The claimant’s husband had died from lung cancer and she said that this was caused to a material extent by, from 1964 to 1992, smoking cigarettes manufactured by the defendants who were negligent in selling cigarettes, or in any event in selling them without appropriate warnings.
The local authority settled a mesothelioma claim and then claimed on its public liabilityinsurance against, first, M who insured when the tumour and illness first developed and, second, C who insured at the earlier period when the relevant fibres were inhaled.
Held: The inhalation of potentially harmful asbestos fibres was not "accidental bodily injur
The claimant was a gardener / acting supervisor required to attend a local park to prune cherry trees. He had done this sort of work for 20 years. To do so the claimant was provided with a step ladder and chainsaw. The claimant was descending the ladder after pruning a tree when the ladder fell over causing the claimant to fall. The ladder fell over either as a result of a defect on the ladder (a missing rubber foot) and/or the windy weather conditions.
Mr Jones, a 53-year-old retired fireman, suffered injuries to his back as a result of an accident while on holiday in Costa Dorada, Spain. He was on holiday with his wife, his 17-year-old son and his daughter. Mr Jones arranged to share a room with his wife and son, and was assured that there would be three adult bed in the room when booking the holiday.
In 2002, insurers wrote to the claimant’s solicitor: “We have now completed our preliminary investigations and can confirm we are prepared to concede primary liability, although we will be alleging a degree on contributory negligence. Your client was familiar with the correct procedure when closing the stable top door, and should have sought assistance.
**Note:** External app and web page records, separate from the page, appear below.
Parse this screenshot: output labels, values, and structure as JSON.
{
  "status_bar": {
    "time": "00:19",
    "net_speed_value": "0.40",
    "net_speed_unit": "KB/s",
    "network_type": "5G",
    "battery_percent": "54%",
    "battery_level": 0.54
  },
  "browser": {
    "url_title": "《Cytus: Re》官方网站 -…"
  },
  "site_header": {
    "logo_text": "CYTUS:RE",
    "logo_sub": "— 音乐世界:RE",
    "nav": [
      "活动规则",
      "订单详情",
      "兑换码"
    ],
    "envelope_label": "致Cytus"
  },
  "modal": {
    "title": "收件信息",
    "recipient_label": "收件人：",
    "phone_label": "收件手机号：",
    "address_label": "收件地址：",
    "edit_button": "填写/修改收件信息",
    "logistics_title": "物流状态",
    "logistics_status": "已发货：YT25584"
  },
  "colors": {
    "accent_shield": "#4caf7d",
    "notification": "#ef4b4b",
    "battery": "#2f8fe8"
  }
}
We would argue for a 25 per cent reduction in respect of contributory negligence.”
This appeal to the Court of Appeal arose out of a Case Management Conference directed towards the assessment of damages.
The latest instalment of the struggle between defendants and local authorities was played out in the Court of Appeal recently in a case where Islington Borough Council appealed against a decision dismissing its action of negligence against a hospital trust on the basis that the trust did not owe a duty of care to the local authority.
Although Tony Blair has spoken out against the theory of a compensation culture, he has called for new laws to address the compensation culture myth and to replace it with a “common sense culture”.